A larger image of Zal shoots fowl. From the Sarai Albums, Tabriz, second half of 14th century. Hazine 2153, folio 65b, Topkapi Sarai Museum.

Title: Zai shoots a bird
Category: Persian Painting
Object Name: Shah-nameh of 1370. Firdawsi. Shahnamah
MS title and folio number: Topkapi Sarayi Muzesi. Manuscript. H2153, fol. 65b
Detail: Painted for the Jalayrid Sultan Uways
Location: Iran -- Tabriz
Dynasty: Jalayrids
Date: c. 1370
Current Exhibition Site: Topkapi Sarayi Muzesi
Source: University of Washington Libraries

Zāl Shoots a Duck while Rudābas Ladies-in-waiting Watch (fig. 10)
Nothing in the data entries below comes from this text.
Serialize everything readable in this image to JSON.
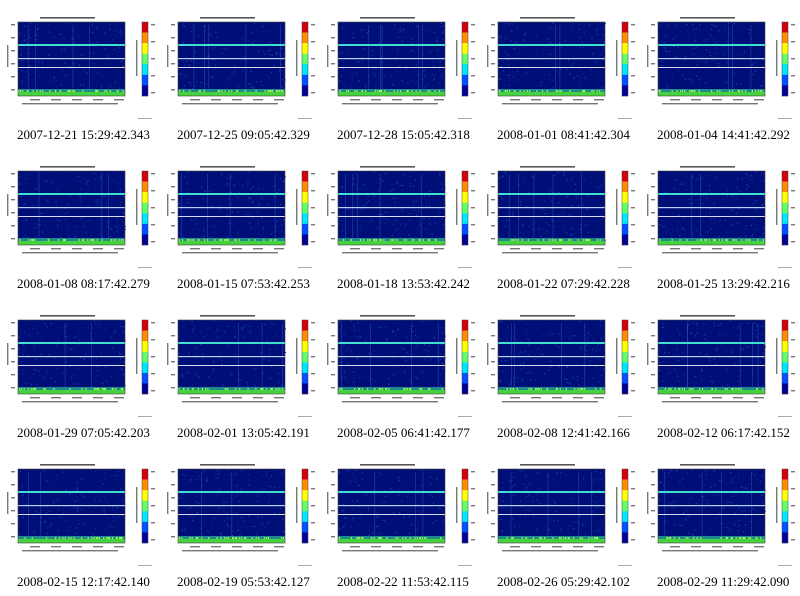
{
  "colors": {
    "background": "#ffffff",
    "spectrogram_bg": "#000f78",
    "line_cyan": "#40e0d0",
    "line_white": "#c8e6ff",
    "noise_green": "#46d23c",
    "colorbar": [
      "#d2000a",
      "#ff8c00",
      "#ffff00",
      "#64ff64",
      "#00e6ff",
      "#0050ff",
      "#000096"
    ]
  },
  "thumbnails": [
    {
      "caption": "2007-12-21 15:29:42.343"
    },
    {
      "caption": "2007-12-25 09:05:42.329"
    },
    {
      "caption": "2007-12-28 15:05:42.318"
    },
    {
      "caption": "2008-01-01 08:41:42.304"
    },
    {
      "caption": "2008-01-04 14:41:42.292"
    },
    {
      "caption": "2008-01-08 08:17:42.279"
    },
    {
      "caption": "2008-01-15 07:53:42.253"
    },
    {
      "caption": "2008-01-18 13:53:42.242"
    },
    {
      "caption": "2008-01-22 07:29:42.228"
    },
    {
      "caption": "2008-01-25 13:29:42.216"
    },
    {
      "caption": "2008-01-29 07:05:42.203"
    },
    {
      "caption": "2008-02-01 13:05:42.191"
    },
    {
      "caption": "2008-02-05 06:41:42.177"
    },
    {
      "caption": "2008-02-08 12:41:42.166"
    },
    {
      "caption": "2008-02-12 06:17:42.152"
    },
    {
      "caption": "2008-02-15 12:17:42.140"
    },
    {
      "caption": "2008-02-19 05:53:42.127"
    },
    {
      "caption": "2008-02-22 11:53:42.115"
    },
    {
      "caption": "2008-02-26 05:29:42.102"
    },
    {
      "caption": "2008-02-29 11:29:42.090"
    }
  ]
}
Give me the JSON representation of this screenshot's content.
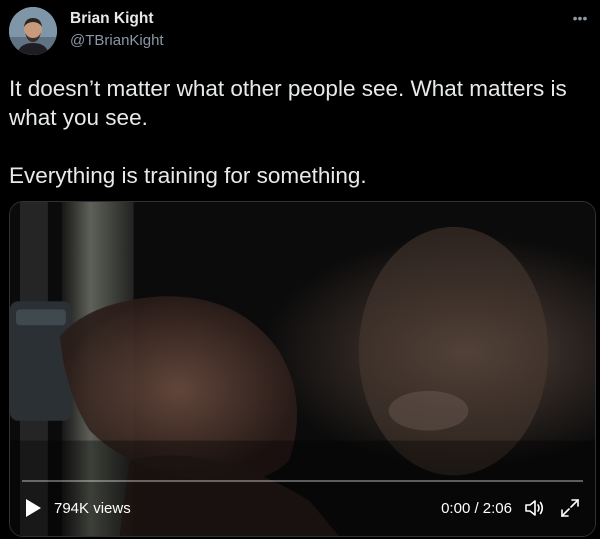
{
  "author": {
    "display_name": "Brian Kight",
    "handle": "@TBrianKight"
  },
  "tweet": {
    "paragraphs": [
      "It doesn’t matter what other people see. What matters is what you see.",
      "Everything is training for something."
    ]
  },
  "video": {
    "views": "794K views",
    "time": "0:00 / 2:06",
    "progress": 0
  },
  "icons": {
    "more": "more-horizontal-icon",
    "play": "play-icon",
    "volume": "volume-icon",
    "fullscreen": "fullscreen-icon"
  },
  "colors": {
    "background": "#000000",
    "text_primary": "#e7e9ea",
    "text_secondary": "#8b98a5",
    "accent": "#1d9bf0"
  }
}
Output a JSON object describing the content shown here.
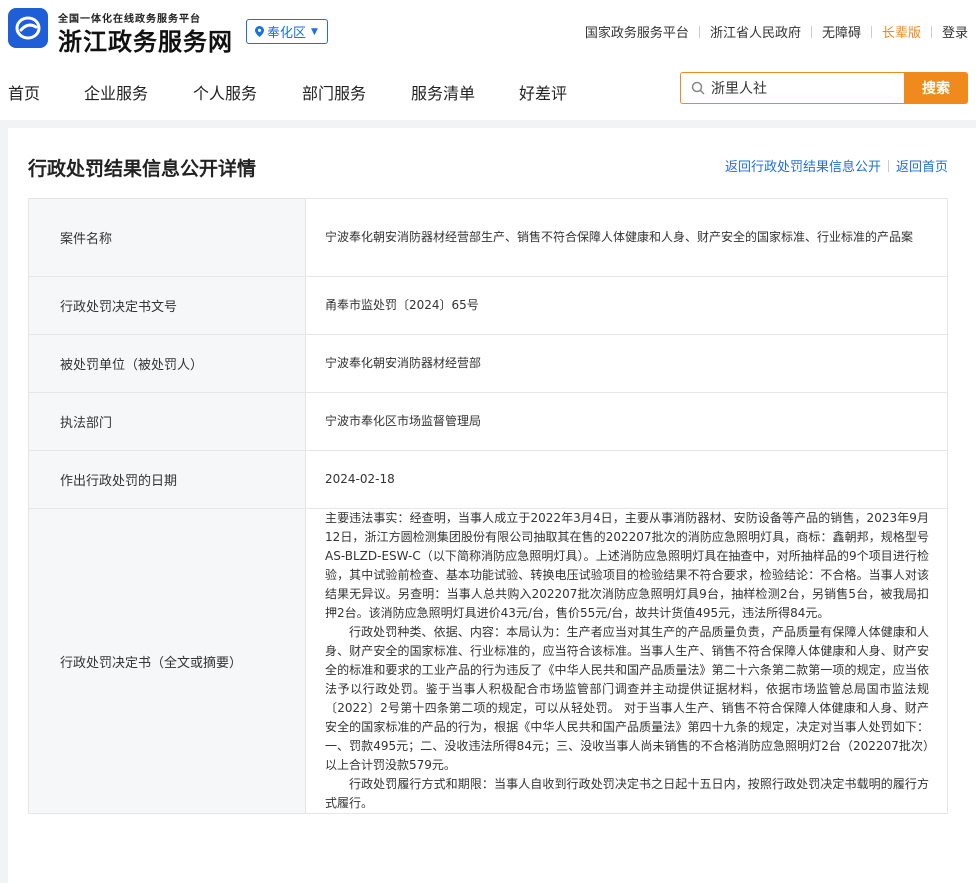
{
  "header": {
    "logo_sub": "全国一体化在线政务服务平台",
    "logo_title": "浙江政务服务网",
    "region": "奉化区",
    "top_links": [
      "国家政务服务平台",
      "浙江省人民政府",
      "无障碍",
      "长辈版",
      "登录"
    ]
  },
  "nav": {
    "items": [
      "首页",
      "企业服务",
      "个人服务",
      "部门服务",
      "服务清单",
      "好差评"
    ],
    "search_value": "浙里人社",
    "search_button": "搜索"
  },
  "page": {
    "title": "行政处罚结果信息公开详情",
    "back_links": [
      "返回行政处罚结果信息公开",
      "返回首页"
    ]
  },
  "rows": [
    {
      "label": "案件名称",
      "value": "宁波奉化朝安消防器材经营部生产、销售不符合保障人体健康和人身、财产安全的国家标准、行业标准的产品案"
    },
    {
      "label": "行政处罚决定书文号",
      "value": "甬奉市监处罚〔2024〕65号"
    },
    {
      "label": "被处罚单位（被处罚人）",
      "value": "宁波奉化朝安消防器材经营部"
    },
    {
      "label": "执法部门",
      "value": "宁波市奉化区市场监督管理局"
    },
    {
      "label": "作出行政处罚的日期",
      "value": "2024-02-18"
    }
  ],
  "decision": {
    "label": "行政处罚决定书（全文或摘要）",
    "para1": "主要违法事实：经查明，当事人成立于2022年3月4日，主要从事消防器材、安防设备等产品的销售，2023年9月12日，浙江方圆检测集团股份有限公司抽取其在售的202207批次的消防应急照明灯具，商标：鑫朝邦，规格型号AS-BLZD-ESW-C（以下简称消防应急照明灯具）。上述消防应急照明灯具在抽查中，对所抽样品的9个项目进行检验，其中试验前检查、基本功能试验、转换电压试验项目的检验结果不符合要求，检验结论：不合格。当事人对该结果无异议。另查明：当事人总共购入202207批次消防应急照明灯具9台，抽样检测2台，另销售5台，被我局扣押2台。该消防应急照明灯具进价43元/台，售价55元/台，故共计货值495元，违法所得84元。",
    "para2": "行政处罚种类、依据、内容：本局认为：生产者应当对其生产的产品质量负责，产品质量有保障人体健康和人身、财产安全的国家标准、行业标准的，应当符合该标准。当事人生产、销售不符合保障人体健康和人身、财产安全的标准和要求的工业产品的行为违反了《中华人民共和国产品质量法》第二十六条第二款第一项的规定，应当依法予以行政处罚。鉴于当事人积极配合市场监管部门调查并主动提供证据材料，依据市场监管总局国市监法规〔2022〕2号第十四条第二项的规定，可以从轻处罚。 对于当事人生产、销售不符合保障人体健康和人身、财产安全的国家标准的产品的行为，根据《中华人民共和国产品质量法》第四十九条的规定，决定对当事人处罚如下：一、罚款495元；二、没收违法所得84元；三、没收当事人尚未销售的不合格消防应急照明灯2台（202207批次）以上合计罚没款579元。",
    "para3": "行政处罚履行方式和期限：当事人自收到行政处罚决定书之日起十五日内，按照行政处罚决定书载明的履行方式履行。"
  },
  "colors": {
    "brand_blue": "#1e6fe0",
    "accent_orange": "#f08a1c"
  }
}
    Zāl and Rudāba hear such praises about each other that they fall in love. Rudāba reveals her secret to her five Turkish attendants who are at first flustered by the news but then decide to do all they can to help her. The next morning they go down to the bank of the river where Zāl has his camp. They approach Zāls tent with flowers in their hands. When Zāl finds out that they are from Rudābas court, he dashes to the river in his excitement, asks for his bow and arrow from his slave, shoots a duck flying across the river and brings in the dead bird. On the other bank of the river, the slave discusses with the women ways of bringing Rudāba and Zāl together.
    The painting is divided diagonally in two by the river flowing across the middle. In the lower left, Zāl (with Zāl written in two places on his clothes) has released his arrow, and the bird is falling. He wears a long tunic of orange cloth and under it dark blue clothes decorated with gold stars. The ground under the mens feet is not painted but is covered with greyish-green grass. The river, the banks of which are richly adorned with flowers, grass and small trees, is shown with regularly drawn breaking waves on its surface. Rudābas attendants are visible on the right, though partially cut off by the frame.
    Although placed on the edge of the painting, the figure of Zāl dominates the scene. By the colors used in the clothing of the onlookers and their placement at the lower corner of the painting, our attention is immediately drawn to Zāl.
    The subject of the painting is summarized in a few lines at the top.
Text source: "Four Istanbul Albums and Some Fragments from Fourteenth-Century Shah-Namehs" by Nurhan Atasoy, pp. 19-48 in Ars orientalis; the arts of Islam and the East Vol. 8 (1970)

Back to Illustrations of Jalayrid Mongols
Back to Ilkhanids or Jalayrids from a 14th Century Shahnama Tabriz, Iran. Topkapi Sarai Museum, Ms Hazine 2153.